During his playing career, Pat Burrell had the nickname ‘Pat the Bat’ hung on him.
Now the man who played 9 seasons in the City of Brotherly Love and became one of the most popular ball players in club history despite often being perceived as a disappointment has another title: Phillies Wall of Famer.
On July 31st, Burrell will be formally feted when he becomes the 38th individual honored with a plaque out in Ashburn Alley and a permanent place of remembrance in team history.
Burrell also becomes the first player, the 2nd individual following manager Charlie Manuel a year ago, from the 2008 World Series champs to be so honored.
According to CBS3 in Philly, Burrell released this statement on being informed of the honor: “It’s a tremendous honor and privilege to be added to the Wall next to Philly’s all-time greats. My family and I couldn’t be more grateful for the support from fans. Their votes are the reason that I will now be enshrined in Phillies history.”
For the longest time, the former 1st overall 1998 draft pick by the Phillies appeared to be a classic overly self-indulgent, under-achieving professional athlete.
On the field, the 25-30 homer and 85-90 RBI seasons that he was putting up most years simply seemed short of his potential.
Meanwhile, the team itself was falling short of expectations as it became a regular contender over his first half-dozen seasons in the early to mid-2000’s.
That all finally began to change with the September 2007 rally to an NL East crown, and then was put to rest with the 2008 World Series championship.
Burrell finished 3rd in the NL Rookie of the Year voting in 2000, following a season in which he had 18 homers and 79 RBI.
He upped that to 27-89 the following year, and then in 2002, Burrell appeared to really break out. He hit .282 with 37 homers, 116 RBI, scored 96 runs and received votes in the NL MVP balloting.
“It’s a tremendous honor and privilege to be added to the Wall next to Philly’s all-time greats.” ~ Pat Burrell
That great 2002 season gave way to a disastrous 2003 in which he batted just .209 and hit just 21 homers.
However, Burrell battled back with an improved 2004 in the team’s first season at Citizens Bank Park, and then became a force again over the next three seasons as the team became a big winner.
In that run to the 2008 World Series crown, Pat Burrell was a key piece of a multi-talented Phillies attack.
He banged a pair of homers in the clincher as the Phils dispatched the Milwaukee Brewers in the NLDS. He homered again in the important opening game of the NLCS, a 3-2 win over the Los Angeles Dodgers.
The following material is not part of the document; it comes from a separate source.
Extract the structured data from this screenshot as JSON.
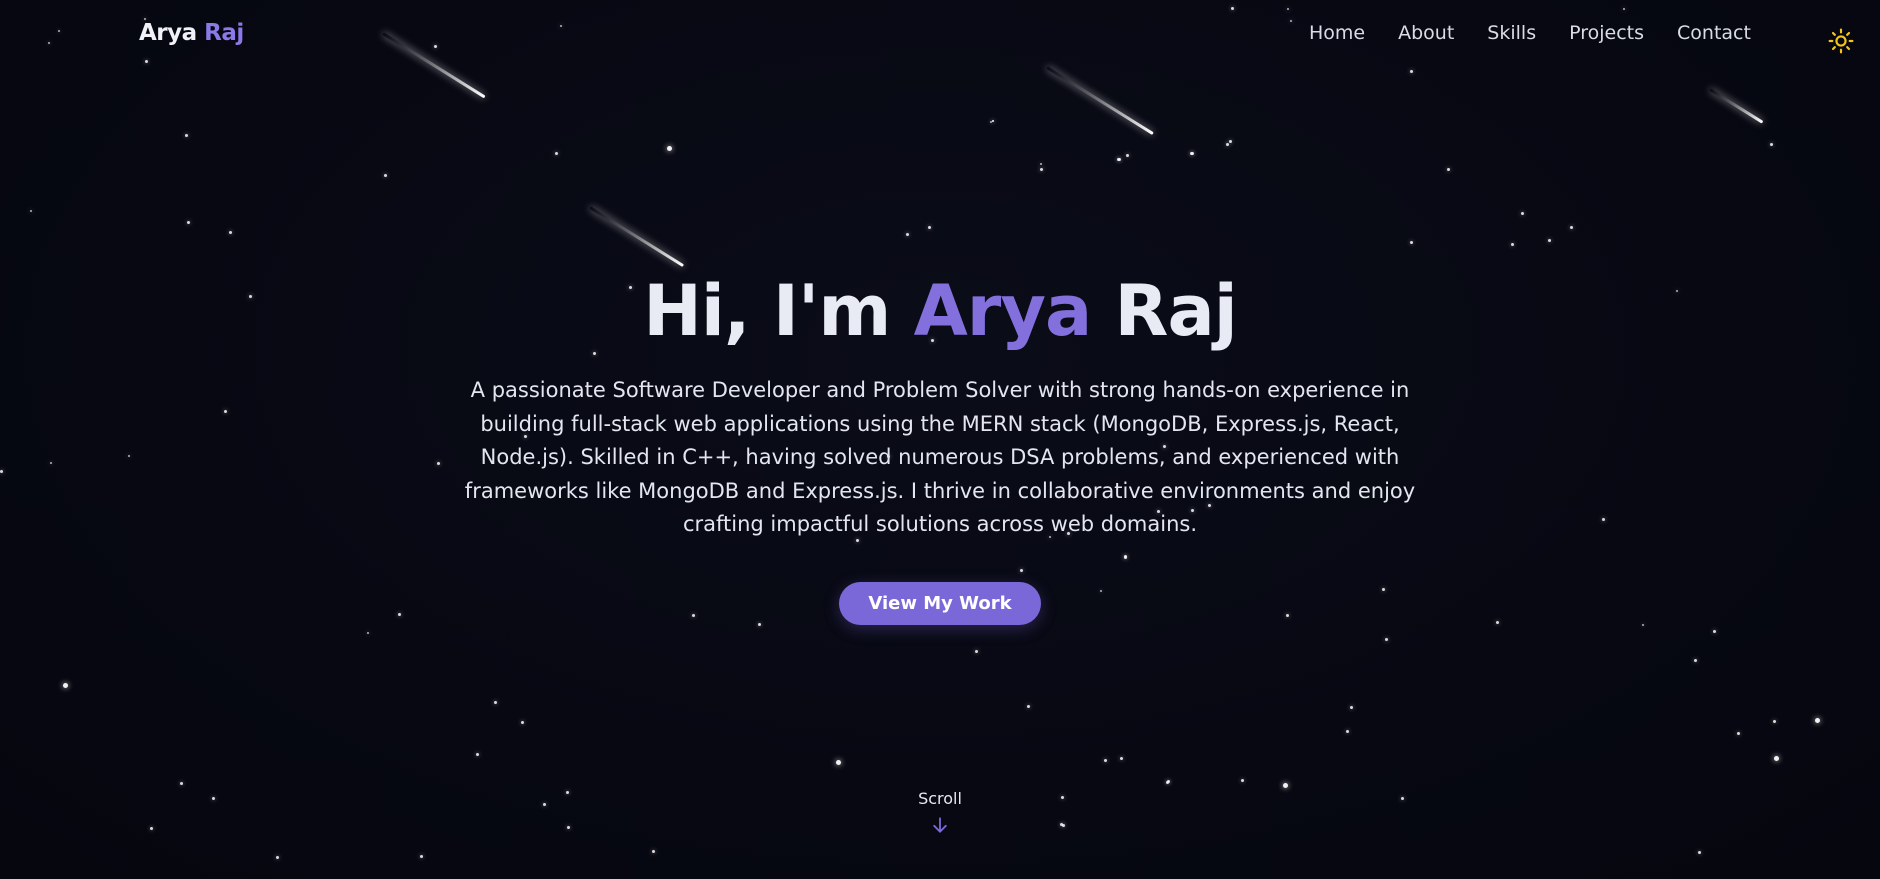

Then came the World Series vs the Tampa Bay Rays. Burrell had a giant 0-14 horse collar hanging around his neck when torrential rains led to a suspension of Game 5 with the scored tied at 2-2 headed to the bottom of the 5th.
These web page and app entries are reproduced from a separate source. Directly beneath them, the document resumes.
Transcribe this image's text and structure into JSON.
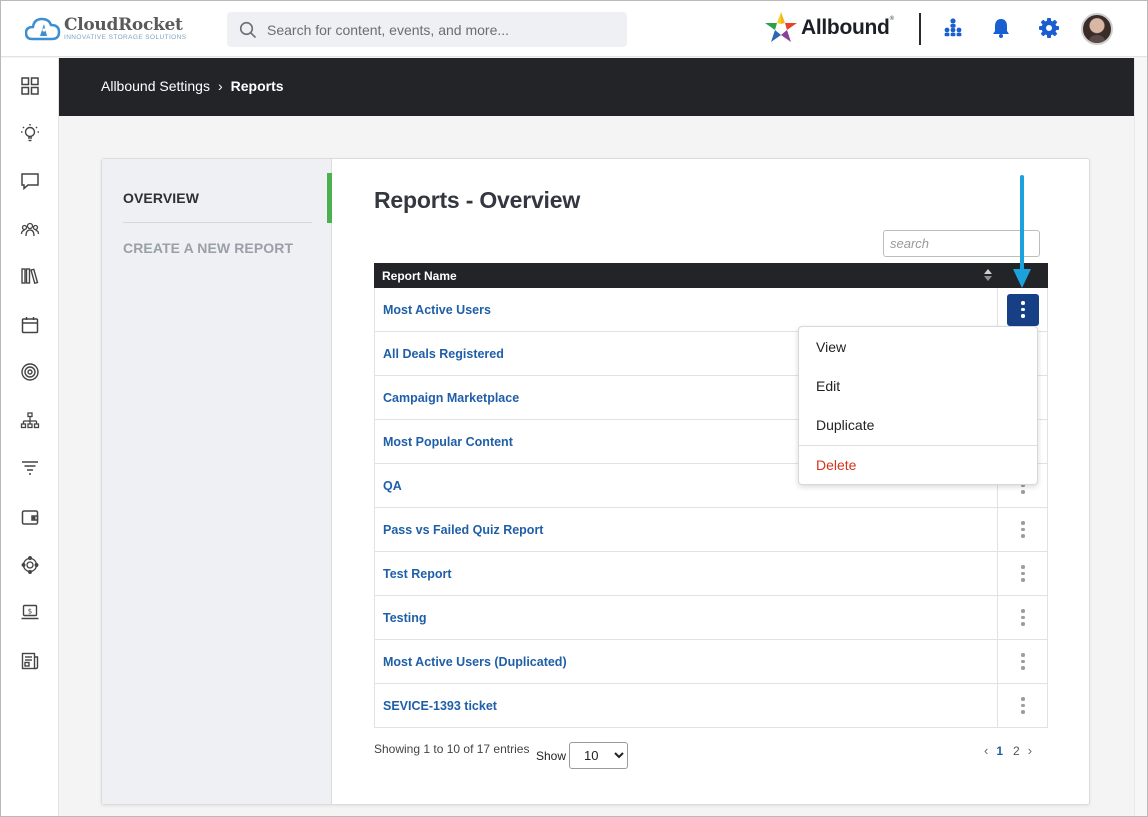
{
  "brand": {
    "name": "CloudRocket",
    "tagline": "INNOVATIVE STORAGE SOLUTIONS",
    "partner_logo": "Allbound",
    "partner_mark": "®"
  },
  "search": {
    "placeholder": "Search for content, events, and more..."
  },
  "topbar_icons": [
    "org-chart-icon",
    "bell-icon",
    "gear-icon",
    "avatar"
  ],
  "sidebar_icons": [
    "dashboard-icon",
    "lightbulb-icon",
    "chat-icon",
    "community-icon",
    "library-icon",
    "calendar-icon",
    "target-icon",
    "hierarchy-icon",
    "funnel-icon",
    "wallet-icon",
    "hub-icon",
    "laptop-dollar-icon",
    "news-icon"
  ],
  "breadcrumb": {
    "parent": "Allbound Settings",
    "separator": "›",
    "current": "Reports"
  },
  "nav": {
    "overview": "OVERVIEW",
    "create": "CREATE A NEW REPORT"
  },
  "page": {
    "title": "Reports - Overview",
    "table_search_placeholder": "search"
  },
  "table": {
    "column_header": "Report Name",
    "rows": [
      "Most Active Users",
      "All Deals Registered",
      "Campaign Marketplace",
      "Most Popular Content",
      "QA",
      "Pass vs Failed Quiz Report",
      "Test Report",
      "Testing",
      "Most Active Users (Duplicated)",
      "SEVICE-1393 ticket"
    ]
  },
  "action_menu": {
    "view": "View",
    "edit": "Edit",
    "duplicate": "Duplicate",
    "delete": "Delete"
  },
  "footer": {
    "showing": "Showing 1 to 10 of 17 entries",
    "show_label": "Show",
    "page_size": "10",
    "pages": [
      "1",
      "2"
    ],
    "current_page": "1",
    "prev": "‹",
    "next": "›"
  },
  "colors": {
    "accent_green": "#4caf50",
    "link_blue": "#1f5fa8",
    "active_kebab": "#163f86",
    "delete_red": "#d4351c",
    "arrow_blue": "#1ba1dc",
    "dark_band": "#222428"
  }
}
When the game resumed two days later, it was again tied at 3-3 when Burrell stepped to the plate in the bottom of the 7th.
In dramatic fashion, he drove a ball to the deepest part of the park in fair territory in dead center field. It clanked off the very top of the wall, missing a go-ahead homer by just a couple of feet.
Burrell rolled into 2nd base with a double, the biggest hit in his Phillies career. As the crowd roared it’s appreciation, not just for the hit, but for his career, he was removed for pinch-runner Eric Bruntlett.
Everyone in the ballpark was very much aware that if the Phillies did indeed win this game, with Burrell due to become a free agent in the off-season, this could very well be his final time on the field for the team.
Two batters later, Pedro Feliz smashed a single back through the box, scoring Bruntlett with the go-ahead run. It would turn out to be the World Series-winning run, and Burrell had been the one to get the rally started.
That did indeed turn out to be Pat Burrell’s last hurrah in a Phillies uniform, though he would have one more as a member of the team, riding atop a Clydesdale-drawn coach with his bulldog Elvis at the front of the Phillies championship parade.
Burrell was extremely popular off the field, in and around both Philly and the team’s spring home in Clearwater, Florida.
He was always willing to hang out with fans, and is known to have frequently brought rounds of drinks at local pubs for the entire house.
And his exploits with the ladies are, well, let’s just say that the handsome, single, wealthy man was extremely popular with, and accessible to, the fairer sex.
He always exuded charisma, with both male and female fans, and what that often undefinable quality is, it no doubt helped his popularity over the years.
Burrell would go on to play in parts of two seasons each with the Rays and the Giants after the Phillies portion of his career ended. He would even win another World Series as a member of the 2010 San Francisco club.
But this summer, thanks first to voting by the fans themselves, and finally to the selection of a reviewing panel, Pat Burrell will take his place among the immortals of one of professional sports oldest franchises.
He is sure to be joined by a number of his fellow 2008 World Series champs in the coming years. Congratulations, Pat the Bat, on a well-earned and deserved honor.